There is no indication the reporter independently verified the announcements, and the allegation should thus have been treated with the same degree of caution as, say, eyewitness reports several weeks ago about a “white van” belonging to the Washington-area sniper. Yet most troubling is Levin’s failure to publicly acknowledge the article’s unequivocal claim that the “exodus happened in two waves.” It would have been difficult for him to miss this revelation, as it is located in a section of the report tellingly entitled “Exodus in Two Waves,” and is the same section from which Levin pulled the quote inaccurately transcribed in his commentary. During the “second wave,” the journalist for The Economist wrote, “the Israelis overran the Ramle-Lydda area,” and “Israeli troops gave (the families of the region) an hour in which to quit.” In other words, Levin’s own evidence unambiguously undermines Friends of Israel’s claim that approximately 720,000 Palestinian refugees are being encouraged by other Arabs to flee. In fairness, I should add most sources agree there were isolated examples of local Arab authorities instructing Palestinians to evacuate; the case of Haifa is perhaps the most well-known. However, Levin inappropriately extrapolates from this conclusion his erroneous statement that the “massive movement in 1948 of the Arab inhabitants of today’s Israel was in response to insistent and repeated calls for their emigration by their own leaders.” This is, again, a myth enjoying no credible support in the scholarly literature, and is a concomitant denial of what Palestinians refer to as “the catastrophe.”
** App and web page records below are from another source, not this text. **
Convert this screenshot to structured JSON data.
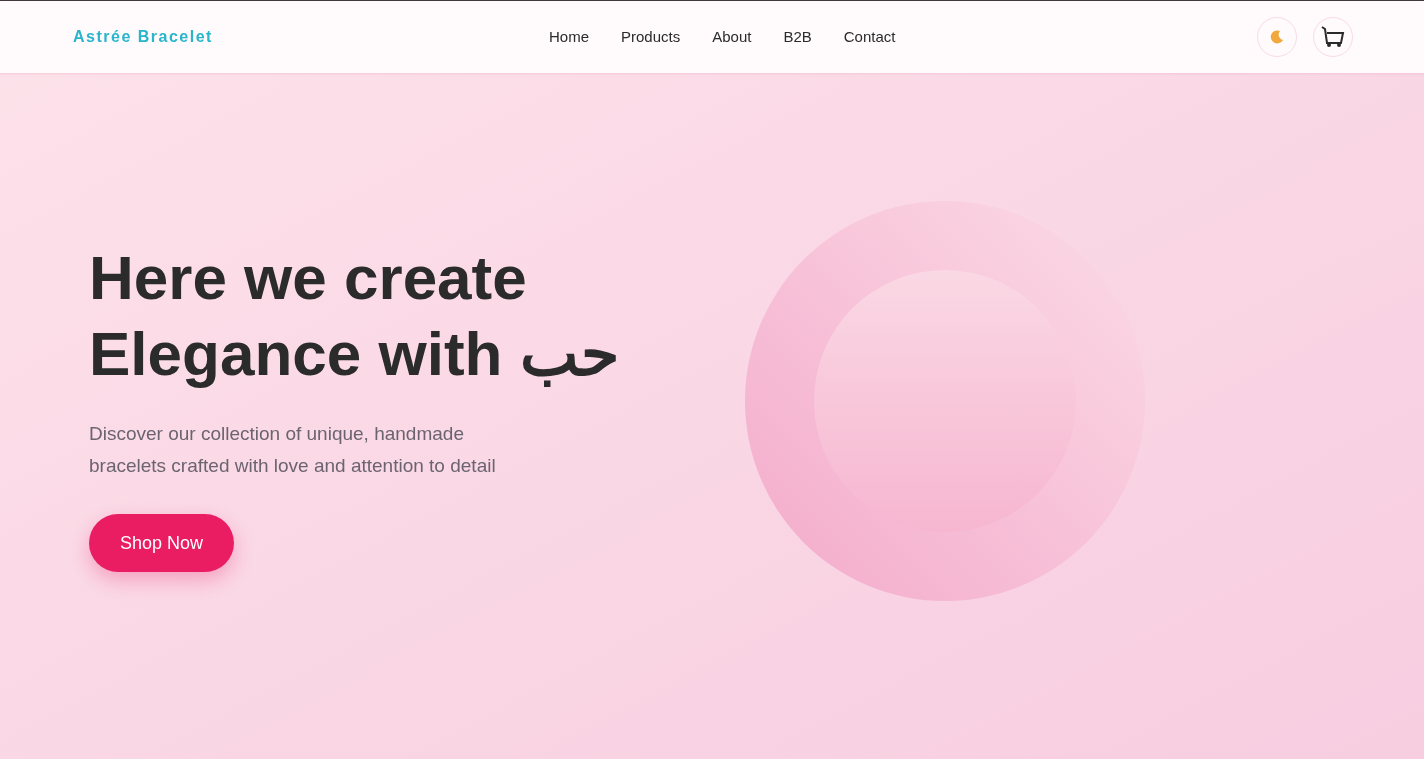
{
  "brand": "Astrée Bracelet",
  "nav": [
    "Home",
    "Products",
    "About",
    "B2B",
    "Contact"
  ],
  "hero": {
    "title_line1": "Here we create",
    "title_line2": "Elegance with حب",
    "subtitle": "Discover our collection of unique, handmade bracelets crafted with love and attention to detail",
    "button": "Shop Now"
  }
}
In perhaps the most bizarre contention of his commentary, Levin was adamant that the work of Benny Morris shows “quite clearly, in writing, the exact opposite of what Laderman is attempting to argue.” I do not know how this statement can be taken seriously. Here, in his own words, is what Morris has to say on the issue: “There is no evidence that the Arab states and the AHC (Arab Higher Committee) wanted a mass exodus or issued blanket orders or appeals to the Palestinians to flee their homes (though in certain areas the inhabitants of specific villages were ordered by Arab commanders of the AHC to leave, mainly for strategic reasons).” Or again: “I have found no evidence to show that either the leaders of the Arab states or the Mufti ordered or directly encouraged the mass exodus during April (1948). It may be worth noting that for decades the policy of the Palestinian Arab leaders had been to hold fast to the soil of Palestine and to resist the eviction and displacement of the Arab communities.” And lest there be any doubt: “As to April and the start of the main exodus, I have found no evidence to show that the AHC issued blanket instructions, by radio and otherwise, to Palestine’s Arabs to flee.” Readers may decide for themselves whether Levin’s comment about Morris is rooted in sheer incompetence or, more plausibly, in what the University regards as “scholastic dishonesty.”
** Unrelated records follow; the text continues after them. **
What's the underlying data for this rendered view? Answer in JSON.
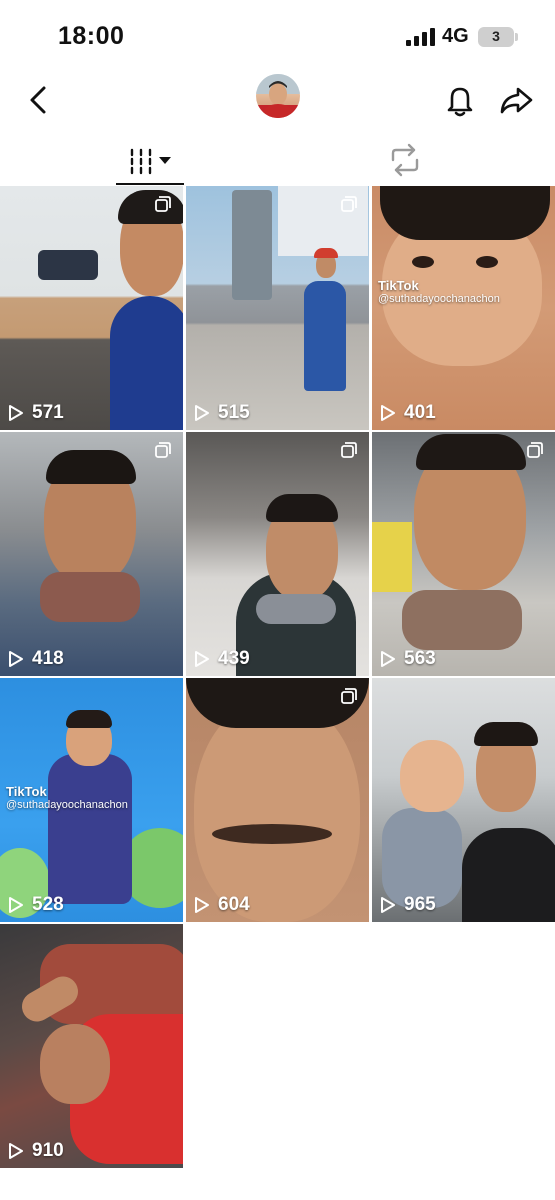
{
  "status_bar": {
    "time": "18:00",
    "network": "4G",
    "battery": "3"
  },
  "nav": {
    "back_icon": "chevron-left-icon",
    "bell_icon": "bell-icon",
    "share_icon": "share-arrow-icon"
  },
  "tabs": [
    {
      "icon": "videos-grid-icon",
      "selected": true
    },
    {
      "icon": "repost-icon",
      "selected": false
    }
  ],
  "videos": [
    {
      "views": "571",
      "multi": true
    },
    {
      "views": "515",
      "multi": true
    },
    {
      "views": "401",
      "multi": false,
      "watermark": "TikTok",
      "handle": "@suthadayoochanachon"
    },
    {
      "views": "418",
      "multi": true
    },
    {
      "views": "439",
      "multi": true
    },
    {
      "views": "563",
      "multi": true
    },
    {
      "views": "528",
      "multi": false,
      "watermark": "TikTok",
      "handle": "@suthadayoochanachon"
    },
    {
      "views": "604",
      "multi": true
    },
    {
      "views": "965",
      "multi": false
    },
    {
      "views": "910",
      "multi": false
    }
  ],
  "colors": {
    "accent": "#111111",
    "background": "#ffffff"
  }
}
As much as I abhor the racist literature and de facto rejectionism of Friends of Israel, this is not simply a matter of political disagreement. Rather, it involves what appears to be fraud and deceit. The same rebuke must be leveled at the Bush administration. Propagating lies is a threat to democratic decision making. Fabricating or misrepresenting evidence of any sort is detrimental to both the United States and the University community. As peoples of a diverse nation, we should expect and welcome differences of opinion. Yet as scholars we must always adhere to the highest of ethical standards. Shamefully, President Bush and Friends of Israel have utterly failed in that endeavor.
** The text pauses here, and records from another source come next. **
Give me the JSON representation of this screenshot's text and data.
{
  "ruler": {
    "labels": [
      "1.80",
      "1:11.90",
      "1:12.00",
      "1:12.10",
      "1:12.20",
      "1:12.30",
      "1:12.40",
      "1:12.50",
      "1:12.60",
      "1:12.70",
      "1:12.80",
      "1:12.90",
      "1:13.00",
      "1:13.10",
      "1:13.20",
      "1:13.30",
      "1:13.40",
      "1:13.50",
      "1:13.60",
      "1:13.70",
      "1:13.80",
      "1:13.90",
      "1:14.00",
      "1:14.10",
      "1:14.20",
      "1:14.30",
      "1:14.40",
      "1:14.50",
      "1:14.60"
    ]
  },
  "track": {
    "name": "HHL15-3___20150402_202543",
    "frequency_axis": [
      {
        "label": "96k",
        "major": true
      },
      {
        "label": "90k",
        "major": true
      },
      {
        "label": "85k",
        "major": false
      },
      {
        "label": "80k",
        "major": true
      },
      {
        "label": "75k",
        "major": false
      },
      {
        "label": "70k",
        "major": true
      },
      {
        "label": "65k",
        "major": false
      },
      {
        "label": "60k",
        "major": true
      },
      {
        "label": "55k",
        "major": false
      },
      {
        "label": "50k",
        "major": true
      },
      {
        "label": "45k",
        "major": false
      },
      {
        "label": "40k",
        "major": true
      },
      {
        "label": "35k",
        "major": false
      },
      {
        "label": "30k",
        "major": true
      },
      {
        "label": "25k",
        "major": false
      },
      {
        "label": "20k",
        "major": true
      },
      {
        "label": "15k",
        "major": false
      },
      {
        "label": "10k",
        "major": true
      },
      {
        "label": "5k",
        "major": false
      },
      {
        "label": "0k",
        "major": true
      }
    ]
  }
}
Scott Laderman welcomes comments at [email protected]. Send letters to the editor to [email protected]